§ **WHAT TO DO**:
Below are some entries; reproduce them exactly and leave every picture out.

§ **EXERCISE MATERIALS**:
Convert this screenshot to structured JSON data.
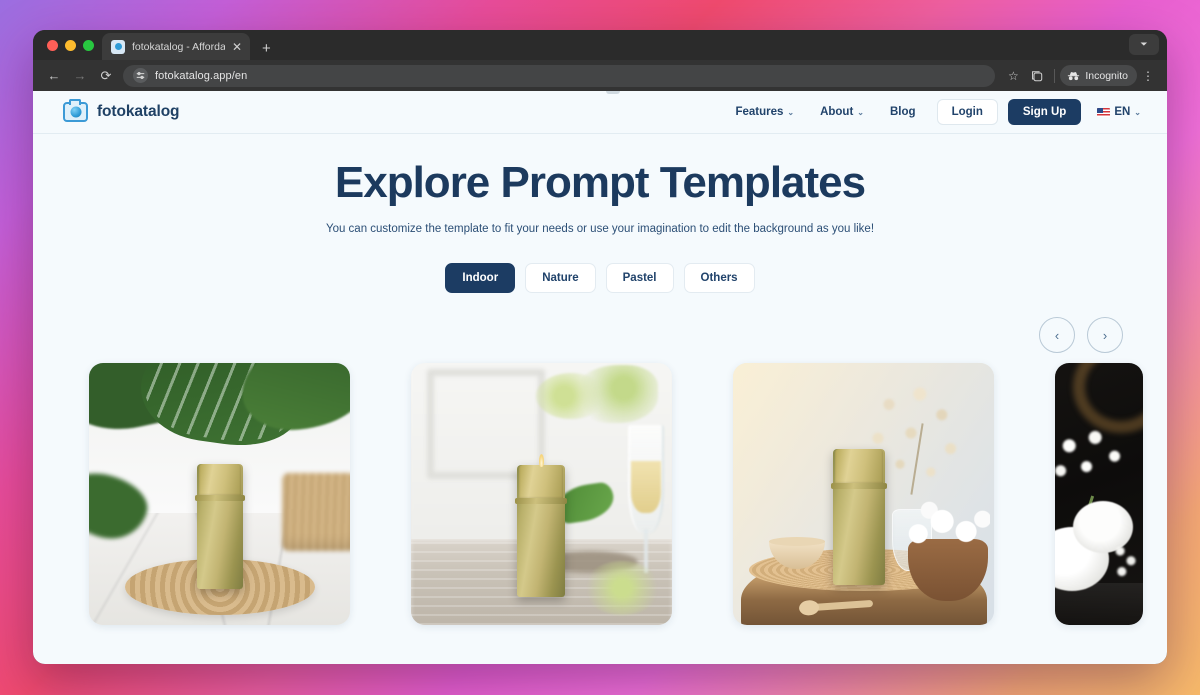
{
  "browser": {
    "tab": {
      "title": "fotokatalog - Affordable and S",
      "favicon_icon": "camera-favicon",
      "close_icon": "close-icon"
    },
    "new_tab_icon": "plus-icon",
    "window_chevron_icon": "chevron-down-icon",
    "traffic_lights": [
      "close-red",
      "minimize-yellow",
      "maximize-green"
    ],
    "toolbar": {
      "back_icon": "arrow-left-icon",
      "forward_icon": "arrow-right-icon",
      "reload_icon": "reload-icon",
      "site_settings_icon": "tune-icon",
      "url": "fotokatalog.app/en",
      "bookmark_icon": "star-icon",
      "split_view_icon": "split-tab-icon",
      "incognito_label": "Incognito",
      "incognito_icon": "incognito-hat-icon",
      "menu_icon": "kebab-menu-icon"
    }
  },
  "site": {
    "brand": {
      "logo_icon": "camera-icon",
      "name": "fotokatalog"
    },
    "nav": [
      {
        "label": "Features",
        "has_caret": true,
        "caret": "⌄"
      },
      {
        "label": "About",
        "has_caret": true,
        "caret": "⌄"
      },
      {
        "label": "Blog",
        "has_caret": false,
        "caret": ""
      }
    ],
    "auth": {
      "login_label": "Login",
      "signup_label": "Sign Up"
    },
    "language": {
      "code": "EN",
      "flag_icon": "us-flag-icon",
      "caret": "⌄"
    }
  },
  "hero": {
    "title": "Explore Prompt Templates",
    "subtitle": "You can customize the template to fit your needs or use your imagination to edit the background as you like!"
  },
  "filters": {
    "items": [
      {
        "label": "Indoor",
        "active": true
      },
      {
        "label": "Nature",
        "active": false
      },
      {
        "label": "Pastel",
        "active": false
      },
      {
        "label": "Others",
        "active": false
      }
    ]
  },
  "carousel": {
    "prev_icon": "chevron-left-icon",
    "prev_glyph": "‹",
    "next_icon": "chevron-right-icon",
    "next_glyph": "›",
    "cards": [
      {
        "name": "template-card-tropical-marble",
        "alt": "Gold tin on woven rattan mat with monstera leaves on marble counter"
      },
      {
        "name": "template-card-dining-table",
        "alt": "Gold tin on wooden table with champagne glass and green sprigs"
      },
      {
        "name": "template-card-wood-stump",
        "alt": "Gold tin on wood stump with bowl, spoon, dried gypsophila and white daisies"
      },
      {
        "name": "template-card-dark-florals",
        "alt": "White flowers on dark moody background"
      }
    ]
  },
  "theme": {
    "page_gradient_start": "#9b6ee0",
    "page_gradient_mid": "#e84c9a",
    "page_gradient_end": "#f7b96a",
    "brand_navy": "#1c3c63",
    "text_navy": "#21436b",
    "viewport_bg": "#f5fafd",
    "logo_blue": "#2e9bd6"
  }
}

§ **YOUR RESPONSE**:
Convert this screenshot to structured JSON data.
{
  "browser": {
    "tab": {
      "title": "fotokatalog - Affordable and S",
      "favicon_icon": "camera-favicon",
      "close_icon": "close-icon"
    },
    "new_tab_icon": "plus-icon",
    "window_chevron_icon": "chevron-down-icon",
    "traffic_lights": [
      "close-red",
      "minimize-yellow",
      "maximize-green"
    ],
    "toolbar": {
      "back_icon": "arrow-left-icon",
      "forward_icon": "arrow-right-icon",
      "reload_icon": "reload-icon",
      "site_settings_icon": "tune-icon",
      "url": "fotokatalog.app/en",
      "bookmark_icon": "star-icon",
      "split_view_icon": "split-tab-icon",
      "incognito_label": "Incognito",
      "incognito_icon": "incognito-hat-icon",
      "menu_icon": "kebab-menu-icon"
    }
  },
  "site": {
    "brand": {
      "logo_icon": "camera-icon",
      "name": "fotokatalog"
    },
    "nav": [
      {
        "label": "Features",
        "has_caret": true,
        "caret": "⌄"
      },
      {
        "label": "About",
        "has_caret": true,
        "caret": "⌄"
      },
      {
        "label": "Blog",
        "has_caret": false,
        "caret": ""
      }
    ],
    "auth": {
      "login_label": "Login",
      "signup_label": "Sign Up"
    },
    "language": {
      "code": "EN",
      "flag_icon": "us-flag-icon",
      "caret": "⌄"
    }
  },
  "hero": {
    "title": "Explore Prompt Templates",
    "subtitle": "You can customize the template to fit your needs or use your imagination to edit the background as you like!"
  },
  "filters": {
    "items": [
      {
        "label": "Indoor",
        "active": true
      },
      {
        "label": "Nature",
        "active": false
      },
      {
        "label": "Pastel",
        "active": false
      },
      {
        "label": "Others",
        "active": false
      }
    ]
  },
  "carousel": {
    "prev_icon": "chevron-left-icon",
    "prev_glyph": "‹",
    "next_icon": "chevron-right-icon",
    "next_glyph": "›",
    "cards": [
      {
        "name": "template-card-tropical-marble",
        "alt": "Gold tin on woven rattan mat with monstera leaves on marble counter"
      },
      {
        "name": "template-card-dining-table",
        "alt": "Gold tin on wooden table with champagne glass and green sprigs"
      },
      {
        "name": "template-card-wood-stump",
        "alt": "Gold tin on wood stump with bowl, spoon, dried gypsophila and white daisies"
      },
      {
        "name": "template-card-dark-florals",
        "alt": "White flowers on dark moody background"
      }
    ]
  },
  "theme": {
    "page_gradient_start": "#9b6ee0",
    "page_gradient_mid": "#e84c9a",
    "page_gradient_end": "#f7b96a",
    "brand_navy": "#1c3c63",
    "text_navy": "#21436b",
    "viewport_bg": "#f5fafd",
    "logo_blue": "#2e9bd6"
  }
}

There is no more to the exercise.